>> reporter: two years ago, 62-year-old barbara whitmarch was highly regarded scientist at the institute of public health . john, her husband, began to notice changes.

>> her ability to feel empathy. her personality disappeared over time. that's the hardest part of this disease. she would say is anything wrong? she would say no, i love you, everything is fine. and she said it in that flat way.

>> reporter: john, also a scientist, was worried and asked her to see a psychiatrist. she was diagnosed with frontal temporal ddementia. it does not start with memory problems, but with personality changes.

>> it's a tragic problem, because often the first manifestation of the disease are bad judgments, disruption of family infrastructure happens.

>> reporter: now barbara lives in a locked nursing home. she moves come pull civil a compulsively. she rarely recognizes john or their children and rarely speaks. doctors thought ftd was rare, but they now realize it's not.

>> it's more common in people that alzheimer's disease in people under 60.

>> reporter: before her illness, barbara watched her weight closely. gained 30 pounds in a year.

>> food is probably central to thinking, behavior, walking. she forages, if you will.

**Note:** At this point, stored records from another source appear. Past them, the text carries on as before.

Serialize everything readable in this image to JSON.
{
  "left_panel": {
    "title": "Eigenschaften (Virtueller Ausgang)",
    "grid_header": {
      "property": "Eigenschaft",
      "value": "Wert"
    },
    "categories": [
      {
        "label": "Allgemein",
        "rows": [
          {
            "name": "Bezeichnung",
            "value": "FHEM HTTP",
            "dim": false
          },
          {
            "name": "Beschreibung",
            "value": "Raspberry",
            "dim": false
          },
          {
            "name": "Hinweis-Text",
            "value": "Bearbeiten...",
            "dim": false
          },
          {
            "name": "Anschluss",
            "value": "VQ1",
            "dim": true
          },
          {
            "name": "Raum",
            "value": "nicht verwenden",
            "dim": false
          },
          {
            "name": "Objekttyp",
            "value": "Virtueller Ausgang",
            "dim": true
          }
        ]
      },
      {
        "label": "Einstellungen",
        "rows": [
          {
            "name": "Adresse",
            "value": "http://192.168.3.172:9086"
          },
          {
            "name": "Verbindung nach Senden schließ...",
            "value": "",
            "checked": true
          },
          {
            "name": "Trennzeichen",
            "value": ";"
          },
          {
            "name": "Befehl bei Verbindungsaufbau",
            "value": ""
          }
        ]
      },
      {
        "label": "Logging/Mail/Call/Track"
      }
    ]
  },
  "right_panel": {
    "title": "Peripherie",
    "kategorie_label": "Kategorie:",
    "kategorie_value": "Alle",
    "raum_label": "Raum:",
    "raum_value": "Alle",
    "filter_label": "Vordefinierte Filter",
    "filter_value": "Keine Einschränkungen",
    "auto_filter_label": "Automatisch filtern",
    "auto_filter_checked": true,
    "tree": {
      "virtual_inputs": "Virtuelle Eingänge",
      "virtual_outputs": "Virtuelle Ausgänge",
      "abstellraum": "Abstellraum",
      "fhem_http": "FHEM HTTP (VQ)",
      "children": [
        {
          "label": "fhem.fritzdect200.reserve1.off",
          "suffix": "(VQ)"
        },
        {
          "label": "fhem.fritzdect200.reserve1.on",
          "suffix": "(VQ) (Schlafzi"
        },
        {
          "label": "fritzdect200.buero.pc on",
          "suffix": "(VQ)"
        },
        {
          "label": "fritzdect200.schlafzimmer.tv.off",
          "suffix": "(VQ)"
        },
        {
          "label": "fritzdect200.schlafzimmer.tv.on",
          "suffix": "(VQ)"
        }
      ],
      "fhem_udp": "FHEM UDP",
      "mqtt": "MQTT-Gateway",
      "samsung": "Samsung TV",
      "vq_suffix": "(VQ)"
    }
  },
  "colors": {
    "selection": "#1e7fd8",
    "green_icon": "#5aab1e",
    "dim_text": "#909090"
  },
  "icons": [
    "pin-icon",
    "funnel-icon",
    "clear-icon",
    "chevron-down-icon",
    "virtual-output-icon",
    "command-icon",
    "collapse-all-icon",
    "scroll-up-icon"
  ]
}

>> reporter: no treatment for ftd . victims' brains continue deteriorating and they die within years. not only is ftd far more common than most people realize, studying it could provide clues to more important conditions, including lou gehrig 's and huntington's disease. more awareness of the disease could spare families of victims, the pain of believing their loved ones no longer care. robert bazell , nbc news, sacramento.